Tebow, the Heisman winner, two-time national champion, and first round draft pick, made international news most recently when he proposed to Demi-Leigh Nel-Peters, a former Miss Universe.
Florida is one of about three dozen states that allow homeschool students to play sports for their local high school. Some states have enacted this policy through legislation. In other instances, state high school athletic associations have put this policy in place. The Alabama High School Athletic Association recently made such a change.
Though the policies may vary, the intention is similar: just because you are homeschooled does not mean you can’t play sports for your local high school that your taxes are funding.
Every neighboring state permits homeschool students to play high school sports. Mississippi stands out as the only state that does not.

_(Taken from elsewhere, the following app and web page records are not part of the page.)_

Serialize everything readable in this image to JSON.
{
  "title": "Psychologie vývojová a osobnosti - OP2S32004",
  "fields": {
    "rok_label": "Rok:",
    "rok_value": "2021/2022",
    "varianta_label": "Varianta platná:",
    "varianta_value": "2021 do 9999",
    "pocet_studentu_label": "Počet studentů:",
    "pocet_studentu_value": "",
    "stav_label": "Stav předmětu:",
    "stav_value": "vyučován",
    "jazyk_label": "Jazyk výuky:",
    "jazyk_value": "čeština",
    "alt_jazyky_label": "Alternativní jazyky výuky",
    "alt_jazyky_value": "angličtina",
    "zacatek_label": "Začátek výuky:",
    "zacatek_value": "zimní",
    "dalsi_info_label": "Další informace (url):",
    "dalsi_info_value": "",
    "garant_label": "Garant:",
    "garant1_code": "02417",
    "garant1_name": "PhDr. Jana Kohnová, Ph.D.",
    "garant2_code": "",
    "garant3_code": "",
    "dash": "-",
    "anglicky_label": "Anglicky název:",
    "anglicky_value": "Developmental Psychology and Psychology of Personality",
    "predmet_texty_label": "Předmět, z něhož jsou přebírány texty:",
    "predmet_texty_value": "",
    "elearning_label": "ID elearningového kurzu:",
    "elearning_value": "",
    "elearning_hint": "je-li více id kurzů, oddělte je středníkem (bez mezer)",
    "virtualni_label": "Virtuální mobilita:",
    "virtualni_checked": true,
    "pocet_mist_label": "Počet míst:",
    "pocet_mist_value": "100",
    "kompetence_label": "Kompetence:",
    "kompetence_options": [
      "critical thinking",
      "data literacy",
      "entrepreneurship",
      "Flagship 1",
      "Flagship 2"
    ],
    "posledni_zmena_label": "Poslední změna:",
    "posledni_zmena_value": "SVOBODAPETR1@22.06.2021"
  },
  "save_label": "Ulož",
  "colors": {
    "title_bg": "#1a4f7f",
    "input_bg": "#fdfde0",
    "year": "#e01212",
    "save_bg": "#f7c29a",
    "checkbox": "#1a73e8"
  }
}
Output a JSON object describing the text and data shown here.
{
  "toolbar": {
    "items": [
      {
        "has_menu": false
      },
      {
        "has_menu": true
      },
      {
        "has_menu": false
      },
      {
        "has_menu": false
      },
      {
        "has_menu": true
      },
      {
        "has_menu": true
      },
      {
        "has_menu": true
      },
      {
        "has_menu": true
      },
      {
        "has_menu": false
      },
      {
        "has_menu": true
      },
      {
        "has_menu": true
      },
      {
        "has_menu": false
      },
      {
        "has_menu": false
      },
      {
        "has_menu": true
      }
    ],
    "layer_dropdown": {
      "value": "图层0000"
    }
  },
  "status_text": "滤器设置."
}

Over the past several years, including this year already, various bills have been introduced in the legislature to make this change. Only once has such a bill made it out of committee and it was killed on the Senate floor thanks in large part to an odd coalition of opponents that included the Home School Legal Defense Association (HSLDA). HSLDA normally take a neutral position on “Tebow bills,” but believed that particular legislation threatened the academic freedom of all homeschoolers.
Homeschoolers in Mississippi enjoy a high level of academic freedom. Something that upsets many people in both parties. In an effort to preserve what homeschoolers have already “won” in Mississippi, it doesn’t look like any changes will be made to the homeschooling code sections any time soon.
At least not until a Tim Tebow comes on the scene in Mississippi.